▸ **Exercise brief**: All of the data below is to be repeated exactly, except for the pictures.

(Page and application data records)

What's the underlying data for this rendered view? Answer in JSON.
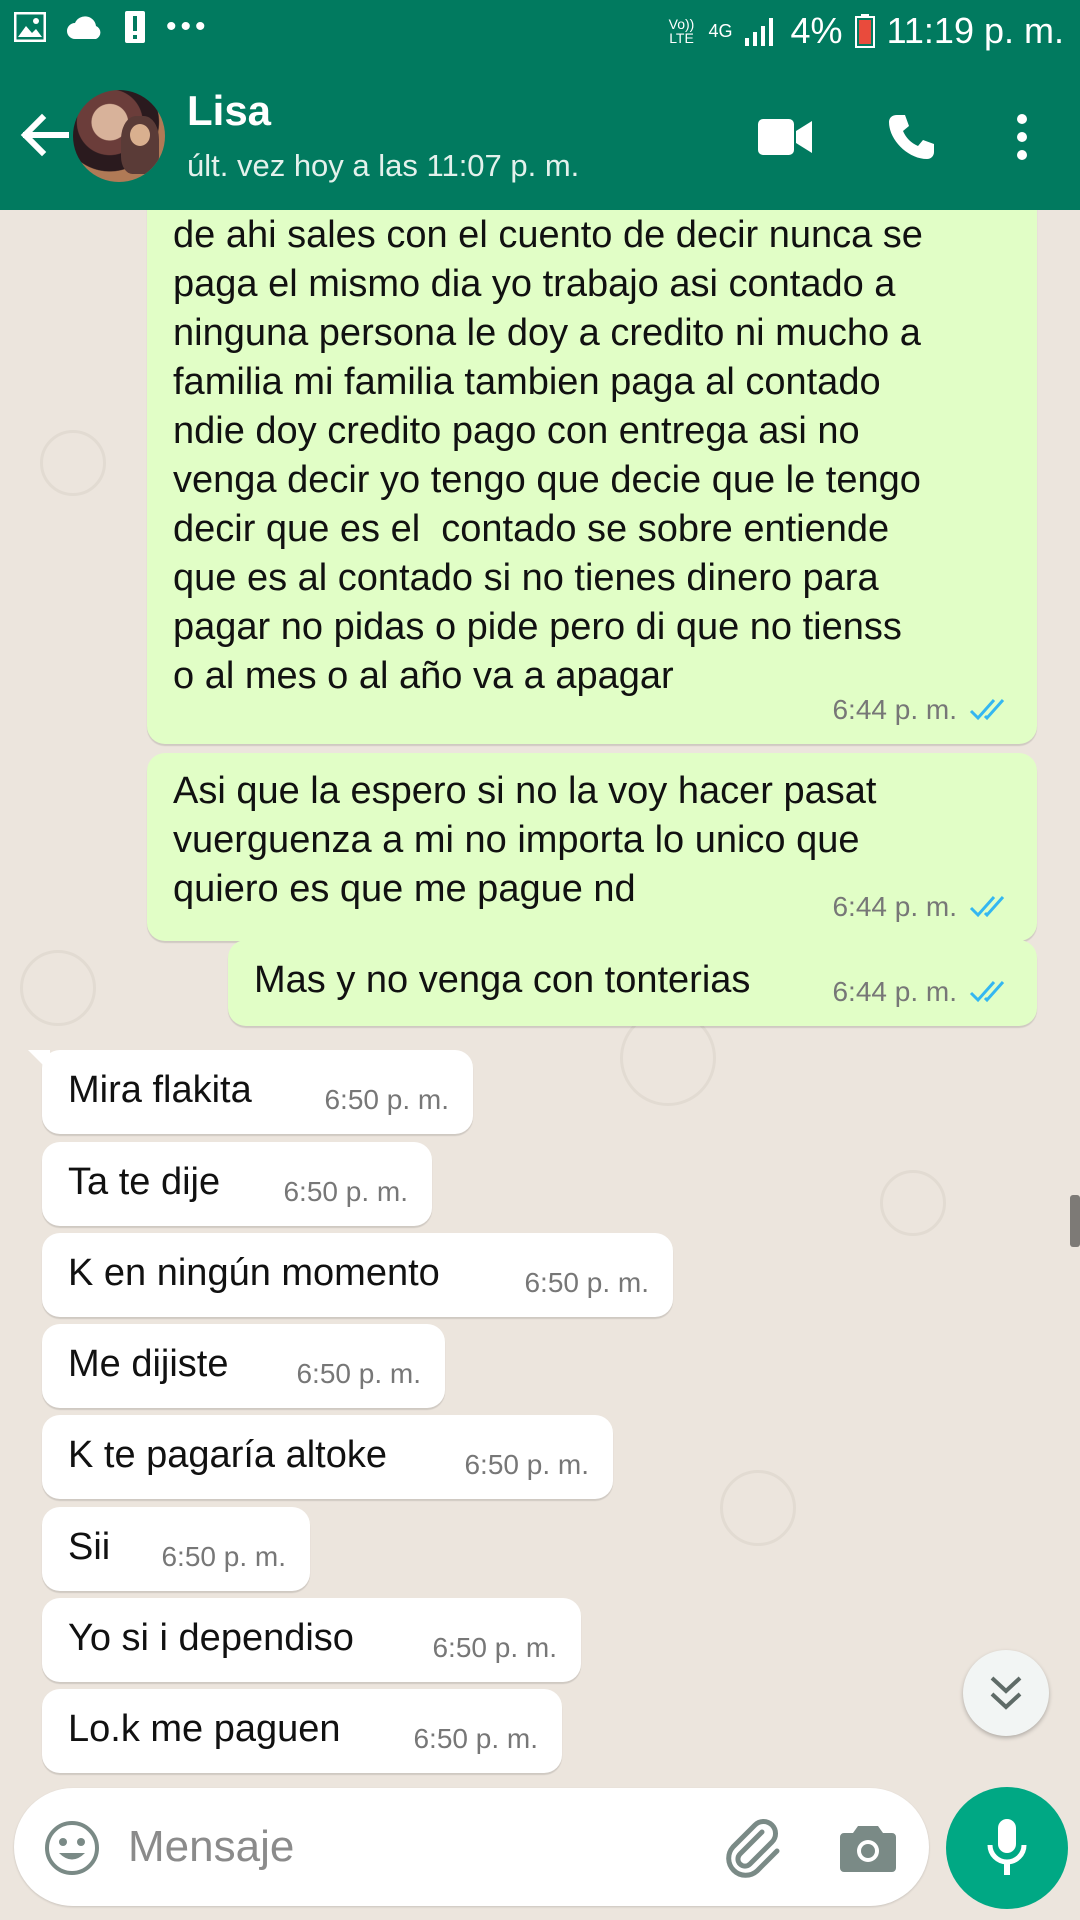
{
  "status_bar": {
    "network": "Vo)) LTE",
    "signal_type": "4G",
    "battery": "4%",
    "time": "11:19 p. m."
  },
  "header": {
    "contact_name": "Lisa",
    "last_seen": "últ. vez hoy a las 11:07 p. m."
  },
  "messages": [
    {
      "direction": "out",
      "text": "me dijo en mi casa te doy vienes a cobrar\nde ahi sales con el cuento de decir nunca se\npaga el mismo dia yo trabajo asi contado a\nninguna persona le doy a credito ni mucho a\nfamilia mi familia tambien paga al contado\nndie doy credito pago con entrega asi no\nvenga decir yo tengo que decie que le tengo\ndecir que es el  contado se sobre entiende\nque es al contado si no tienes dinero para\npagar no pidas o pide pero di que no tienss\no al mes o al año va a apagar",
      "time": "6:44 p. m."
    },
    {
      "direction": "out",
      "text": "Asi que la espero si no la voy hacer pasat\nvuerguenza a mi no importa lo unico que\nquiero es que me pague nd",
      "time": "6:44 p. m."
    },
    {
      "direction": "out",
      "text": "Mas y no venga con tonterias",
      "time": "6:44 p. m."
    },
    {
      "direction": "in",
      "text": "Mira flakita",
      "time": "6:50 p. m."
    },
    {
      "direction": "in",
      "text": "Ta te dije",
      "time": "6:50 p. m."
    },
    {
      "direction": "in",
      "text": "K en ningún momento",
      "time": "6:50 p. m."
    },
    {
      "direction": "in",
      "text": "Me dijiste",
      "time": "6:50 p. m."
    },
    {
      "direction": "in",
      "text": "K te pagaría altoke",
      "time": "6:50 p. m."
    },
    {
      "direction": "in",
      "text": "Sii",
      "time": "6:50 p. m."
    },
    {
      "direction": "in",
      "text": "Yo si i dependiso",
      "time": "6:50 p. m."
    },
    {
      "direction": "in",
      "text": "Lo.k me paguen",
      "time": "6:50 p. m."
    }
  ],
  "composer": {
    "placeholder": "Mensaje"
  },
  "colors": {
    "header": "#017a5f",
    "outgoing_bubble": "#e1fec6",
    "incoming_bubble": "#ffffff",
    "read_ticks": "#34b7f1",
    "mic_button": "#00a884"
  }
}
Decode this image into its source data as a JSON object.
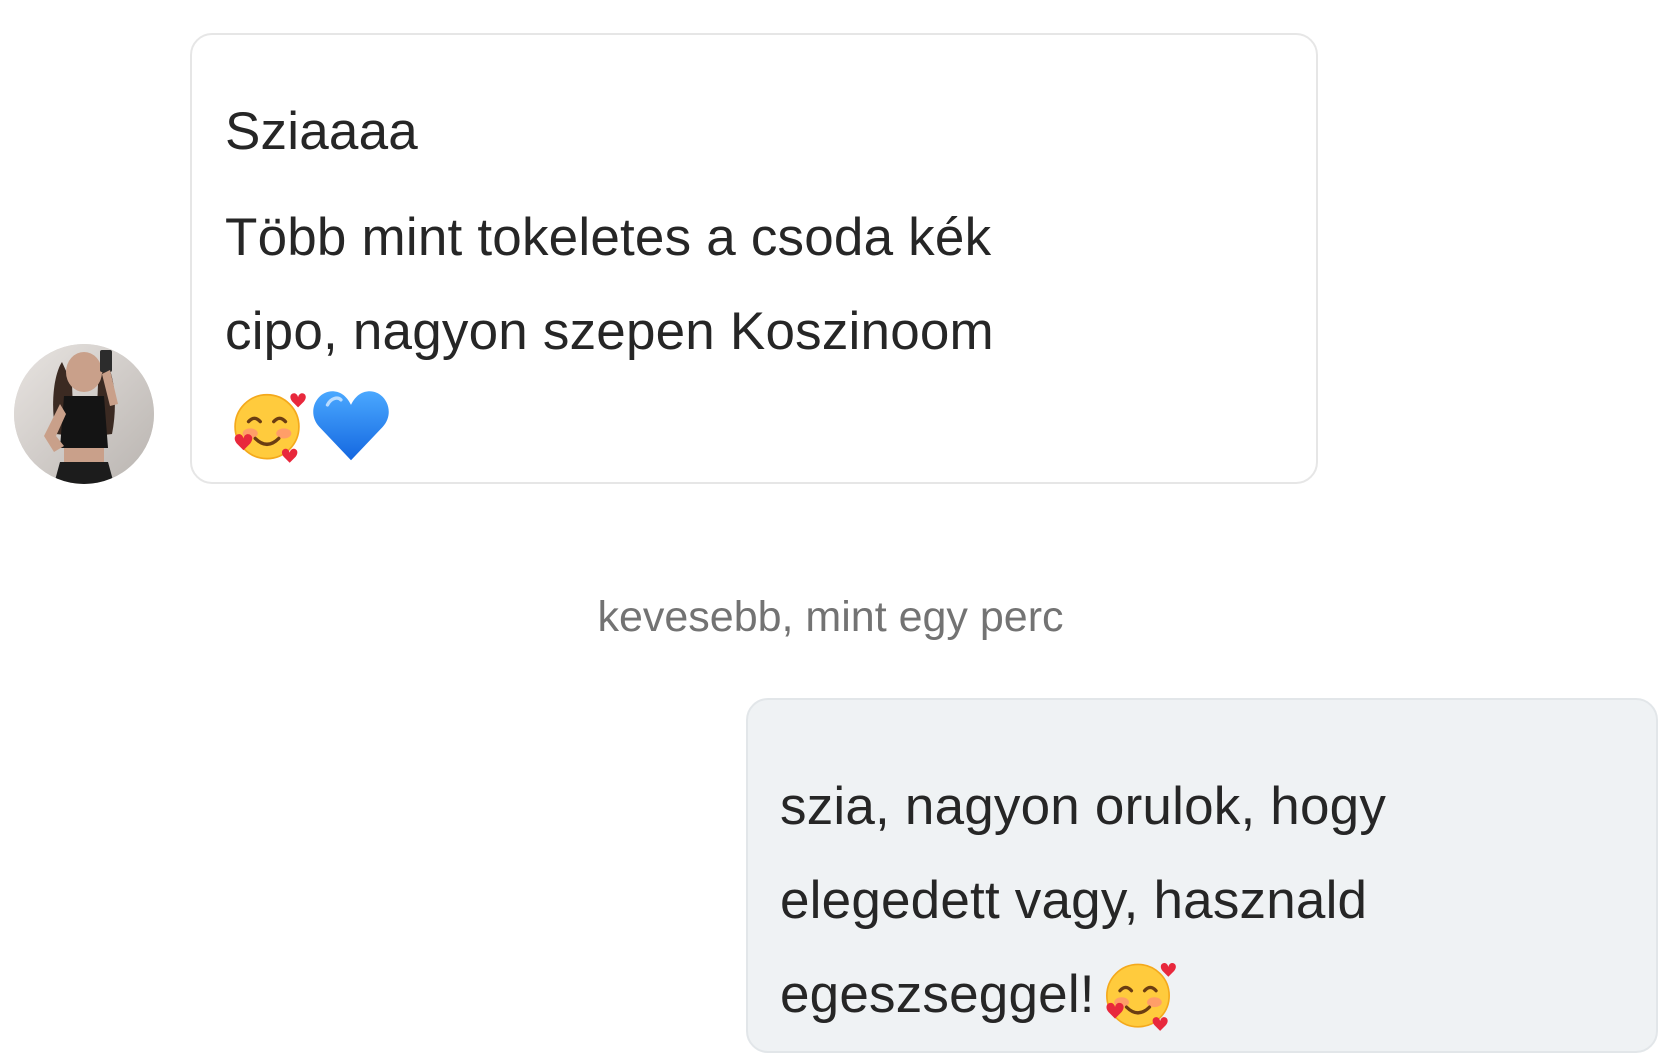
{
  "conversation": {
    "incoming": {
      "lines": [
        "Sziaaaa",
        "Több mint tokeletes a csoda kék",
        "cipo, nagyon szepen Koszinoom"
      ],
      "emojis": [
        "smiling-face-with-hearts-icon",
        "blue-heart-icon"
      ]
    },
    "timestamp": "kevesebb, mint egy perc",
    "outgoing": {
      "lines": [
        "szia, nagyon orulok, hogy",
        "elegedett vagy, hasznald",
        "egeszseggel!"
      ],
      "emojis": [
        "smiling-face-with-hearts-icon"
      ]
    }
  },
  "colors": {
    "incoming_bubble": "#ffffff",
    "outgoing_bubble": "#eff2f4",
    "text": "#262626",
    "timestamp": "#737373",
    "blue_heart": "#1e90ff"
  }
}
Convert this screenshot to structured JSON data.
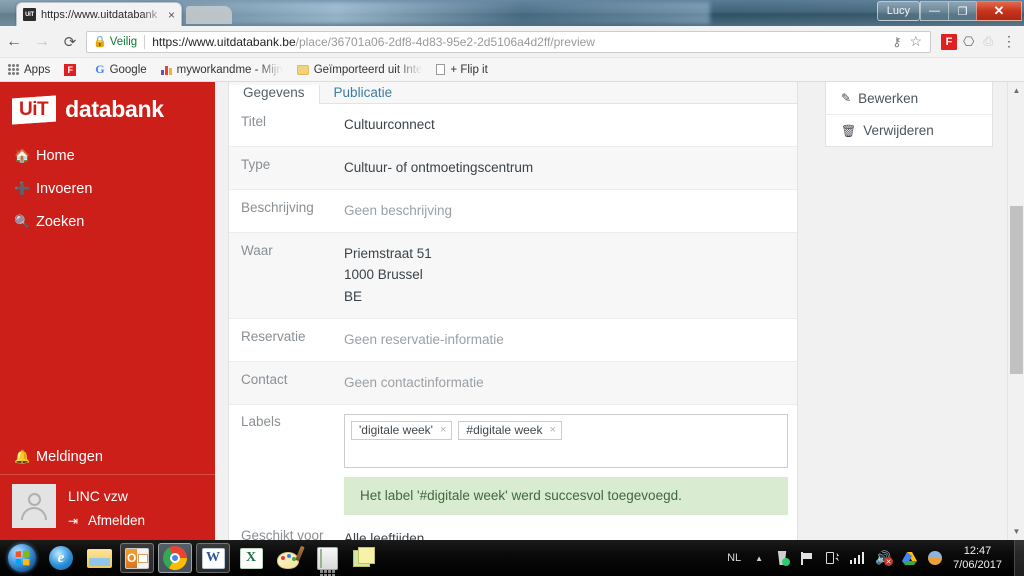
{
  "browser": {
    "tab": {
      "title": "https://www.uitdatabank",
      "favicon_label": "UiT",
      "close_label": "×"
    },
    "window": {
      "user_button": "Lucy",
      "minimize": "—",
      "maximize": "❐",
      "close": "✕"
    },
    "nav": {
      "back": "←",
      "forward": "→",
      "reload": "⟳",
      "secure_label": "Veilig",
      "lock_icon": "🔒",
      "url_domain": "https://www.uitdatabank.be",
      "url_path": "/place/36701a06-2df8-4d83-95e2-2d5106a4d2ff/preview",
      "key_icon": "⚷",
      "star_icon": "☆",
      "flipboard_ext": "F",
      "cast_icon": "⎔",
      "pdf_icon": "⎙",
      "menu_icon": "⋮"
    },
    "bookmarks": [
      {
        "label": "Apps",
        "icon": "apps-grid-icon"
      },
      {
        "label": "",
        "icon": "flipboard-icon"
      },
      {
        "label": "Google",
        "icon": "google-g-icon"
      },
      {
        "label": "myworkandme - Mijn",
        "icon": "bars-icon"
      },
      {
        "label": "Geïmporteerd uit Inte",
        "icon": "folder-icon"
      },
      {
        "label": "+ Flip it",
        "icon": "page-icon"
      }
    ]
  },
  "sidebar": {
    "brand_mark": "UiT",
    "brand_text": "databank",
    "items": [
      {
        "label": "Home",
        "icon": "home-icon",
        "glyph": "⌂"
      },
      {
        "label": "Invoeren",
        "icon": "plus-circle-icon",
        "glyph": "⊕"
      },
      {
        "label": "Zoeken",
        "icon": "search-icon",
        "glyph": "⌕"
      }
    ],
    "notifications": {
      "label": "Meldingen",
      "icon": "bell-icon",
      "glyph": "🔔"
    },
    "user": {
      "name": "LINC vzw",
      "logout_label": "Afmelden",
      "logout_glyph": "⇥"
    }
  },
  "content": {
    "tabs": [
      {
        "label": "Gegevens",
        "active": true
      },
      {
        "label": "Publicatie",
        "active": false
      }
    ],
    "rows": [
      {
        "label": "Titel",
        "value": "Cultuurconnect",
        "muted": false
      },
      {
        "label": "Type",
        "value": "Cultuur- of ontmoetingscentrum",
        "muted": false
      },
      {
        "label": "Beschrijving",
        "value": "Geen beschrijving",
        "muted": true
      },
      {
        "label": "Waar",
        "value": "Priemstraat 51\n1000 Brussel\nBE",
        "muted": false
      },
      {
        "label": "Reservatie",
        "value": "Geen reservatie-informatie",
        "muted": true
      },
      {
        "label": "Contact",
        "value": "Geen contactinformatie",
        "muted": true
      }
    ],
    "labels_section": {
      "label": "Labels",
      "chips": [
        {
          "text": "'digitale week'",
          "remove": "×"
        },
        {
          "text": "#digitale week",
          "remove": "×"
        }
      ],
      "alert": "Het label '#digitale week' werd succesvol toegevoegd.",
      "alert_bg": "#d9ecd2",
      "alert_color": "#41683a"
    },
    "last_row": {
      "label": "Geschikt voor",
      "value": "Alle leeftijden"
    }
  },
  "right_panel": {
    "items": [
      {
        "label": "Bewerken",
        "icon": "pencil-icon",
        "glyph": "✎"
      },
      {
        "label": "Verwijderen",
        "icon": "trash-icon",
        "glyph": "🗑"
      }
    ]
  },
  "scrollbar": {
    "up": "▲",
    "down": "▼"
  },
  "taskbar": {
    "start": {
      "label": "start-orb"
    },
    "apps": [
      {
        "name": "internet-explorer",
        "state": "pinned"
      },
      {
        "name": "file-explorer",
        "state": "pinned"
      },
      {
        "name": "outlook",
        "state": "open"
      },
      {
        "name": "google-chrome",
        "state": "active"
      },
      {
        "name": "word",
        "state": "open"
      },
      {
        "name": "excel",
        "state": "pinned"
      },
      {
        "name": "paint",
        "state": "pinned"
      },
      {
        "name": "calculator",
        "state": "pinned"
      },
      {
        "name": "sticky-notes",
        "state": "pinned"
      }
    ],
    "tray": {
      "language": "NL",
      "show_hidden": "▲",
      "icons": [
        "recycle-icon",
        "flag-icon",
        "battery-icon",
        "network-icon",
        "volume-muted-icon",
        "drive-icon",
        "picture-icon"
      ],
      "time": "12:47",
      "date": "7/06/2017"
    }
  },
  "colors": {
    "brand_red": "#cc1f1a",
    "success_green": "#d9ecd2",
    "link_blue": "#3a7ca5",
    "chrome_gray": "#f2f2f2"
  }
}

▸ **Solution to the exercise**:
What's the underlying data for this rendered view? Answer in JSON.
{
  "status_bar": {
    "network": "Vo)) LTE",
    "signal_type": "4G",
    "battery": "4%",
    "time": "11:19 p. m."
  },
  "header": {
    "contact_name": "Lisa",
    "last_seen": "últ. vez hoy a las 11:07 p. m."
  },
  "messages": [
    {
      "direction": "out",
      "text": "me dijo en mi casa te doy vienes a cobrar\nde ahi sales con el cuento de decir nunca se\npaga el mismo dia yo trabajo asi contado a\nninguna persona le doy a credito ni mucho a\nfamilia mi familia tambien paga al contado\nndie doy credito pago con entrega asi no\nvenga decir yo tengo que decie que le tengo\ndecir que es el  contado se sobre entiende\nque es al contado si no tienes dinero para\npagar no pidas o pide pero di que no tienss\no al mes o al año va a apagar",
      "time": "6:44 p. m."
    },
    {
      "direction": "out",
      "text": "Asi que la espero si no la voy hacer pasat\nvuerguenza a mi no importa lo unico que\nquiero es que me pague nd",
      "time": "6:44 p. m."
    },
    {
      "direction": "out",
      "text": "Mas y no venga con tonterias",
      "time": "6:44 p. m."
    },
    {
      "direction": "in",
      "text": "Mira flakita",
      "time": "6:50 p. m."
    },
    {
      "direction": "in",
      "text": "Ta te dije",
      "time": "6:50 p. m."
    },
    {
      "direction": "in",
      "text": "K en ningún momento",
      "time": "6:50 p. m."
    },
    {
      "direction": "in",
      "text": "Me dijiste",
      "time": "6:50 p. m."
    },
    {
      "direction": "in",
      "text": "K te pagaría altoke",
      "time": "6:50 p. m."
    },
    {
      "direction": "in",
      "text": "Sii",
      "time": "6:50 p. m."
    },
    {
      "direction": "in",
      "text": "Yo si i dependiso",
      "time": "6:50 p. m."
    },
    {
      "direction": "in",
      "text": "Lo.k me paguen",
      "time": "6:50 p. m."
    }
  ],
  "composer": {
    "placeholder": "Mensaje"
  },
  "colors": {
    "header": "#017a5f",
    "outgoing_bubble": "#e1fec6",
    "incoming_bubble": "#ffffff",
    "read_ticks": "#34b7f1",
    "mic_button": "#00a884"
  }
}
Decode this image into its source data as a JSON object.
{
  "conversation": {
    "incoming": {
      "lines": [
        "Sziaaaa",
        "Több mint tokeletes a csoda kék",
        "cipo, nagyon szepen Koszinoom"
      ],
      "emojis": [
        "smiling-face-with-hearts-icon",
        "blue-heart-icon"
      ]
    },
    "timestamp": "kevesebb, mint egy perc",
    "outgoing": {
      "lines": [
        "szia, nagyon orulok, hogy",
        "elegedett vagy, hasznald",
        "egeszseggel!"
      ],
      "emojis": [
        "smiling-face-with-hearts-icon"
      ]
    }
  },
  "colors": {
    "incoming_bubble": "#ffffff",
    "outgoing_bubble": "#eff2f4",
    "text": "#262626",
    "timestamp": "#737373",
    "blue_heart": "#1e90ff"
  }
}
Convert this screenshot to structured JSON data.
{
  "browser": {
    "tab": {
      "title": "https://www.uitdatabank",
      "favicon_label": "UiT",
      "close_label": "×"
    },
    "window": {
      "user_button": "Lucy",
      "minimize": "—",
      "maximize": "❐",
      "close": "✕"
    },
    "nav": {
      "back": "←",
      "forward": "→",
      "reload": "⟳",
      "secure_label": "Veilig",
      "lock_icon": "🔒",
      "url_domain": "https://www.uitdatabank.be",
      "url_path": "/place/36701a06-2df8-4d83-95e2-2d5106a4d2ff/preview",
      "key_icon": "⚷",
      "star_icon": "☆",
      "flipboard_ext": "F",
      "cast_icon": "⎔",
      "pdf_icon": "⎙",
      "menu_icon": "⋮"
    },
    "bookmarks": [
      {
        "label": "Apps",
        "icon": "apps-grid-icon"
      },
      {
        "label": "",
        "icon": "flipboard-icon"
      },
      {
        "label": "Google",
        "icon": "google-g-icon"
      },
      {
        "label": "myworkandme - Mijn",
        "icon": "bars-icon"
      },
      {
        "label": "Geïmporteerd uit Inte",
        "icon": "folder-icon"
      },
      {
        "label": "+ Flip it",
        "icon": "page-icon"
      }
    ]
  },
  "sidebar": {
    "brand_mark": "UiT",
    "brand_text": "databank",
    "items": [
      {
        "label": "Home",
        "icon": "home-icon",
        "glyph": "⌂"
      },
      {
        "label": "Invoeren",
        "icon": "plus-circle-icon",
        "glyph": "⊕"
      },
      {
        "label": "Zoeken",
        "icon": "search-icon",
        "glyph": "⌕"
      }
    ],
    "notifications": {
      "label": "Meldingen",
      "icon": "bell-icon",
      "glyph": "🔔"
    },
    "user": {
      "name": "LINC vzw",
      "logout_label": "Afmelden",
      "logout_glyph": "⇥"
    }
  },
  "content": {
    "tabs": [
      {
        "label": "Gegevens",
        "active": true
      },
      {
        "label": "Publicatie",
        "active": false
      }
    ],
    "rows": [
      {
        "label": "Titel",
        "value": "Cultuurconnect",
        "muted": false
      },
      {
        "label": "Type",
        "value": "Cultuur- of ontmoetingscentrum",
        "muted": false
      },
      {
        "label": "Beschrijving",
        "value": "Geen beschrijving",
        "muted": true
      },
      {
        "label": "Waar",
        "value": "Priemstraat 51\n1000 Brussel\nBE",
        "muted": false
      },
      {
        "label": "Reservatie",
        "value": "Geen reservatie-informatie",
        "muted": true
      },
      {
        "label": "Contact",
        "value": "Geen contactinformatie",
        "muted": true
      }
    ],
    "labels_section": {
      "label": "Labels",
      "chips": [
        {
          "text": "'digitale week'",
          "remove": "×"
        },
        {
          "text": "#digitale week",
          "remove": "×"
        }
      ],
      "alert": "Het label '#digitale week' werd succesvol toegevoegd.",
      "alert_bg": "#d9ecd2",
      "alert_color": "#41683a"
    },
    "last_row": {
      "label": "Geschikt voor",
      "value": "Alle leeftijden"
    }
  },
  "right_panel": {
    "items": [
      {
        "label": "Bewerken",
        "icon": "pencil-icon",
        "glyph": "✎"
      },
      {
        "label": "Verwijderen",
        "icon": "trash-icon",
        "glyph": "🗑"
      }
    ]
  },
  "scrollbar": {
    "up": "▲",
    "down": "▼"
  },
  "taskbar": {
    "start": {
      "label": "start-orb"
    },
    "apps": [
      {
        "name": "internet-explorer",
        "state": "pinned"
      },
      {
        "name": "file-explorer",
        "state": "pinned"
      },
      {
        "name": "outlook",
        "state": "open"
      },
      {
        "name": "google-chrome",
        "state": "active"
      },
      {
        "name": "word",
        "state": "open"
      },
      {
        "name": "excel",
        "state": "pinned"
      },
      {
        "name": "paint",
        "state": "pinned"
      },
      {
        "name": "calculator",
        "state": "pinned"
      },
      {
        "name": "sticky-notes",
        "state": "pinned"
      }
    ],
    "tray": {
      "language": "NL",
      "show_hidden": "▲",
      "icons": [
        "recycle-icon",
        "flag-icon",
        "battery-icon",
        "network-icon",
        "volume-muted-icon",
        "drive-icon",
        "picture-icon"
      ],
      "time": "12:47",
      "date": "7/06/2017"
    }
  },
  "colors": {
    "brand_red": "#cc1f1a",
    "success_green": "#d9ecd2",
    "link_blue": "#3a7ca5",
    "chrome_gray": "#f2f2f2"
  }
}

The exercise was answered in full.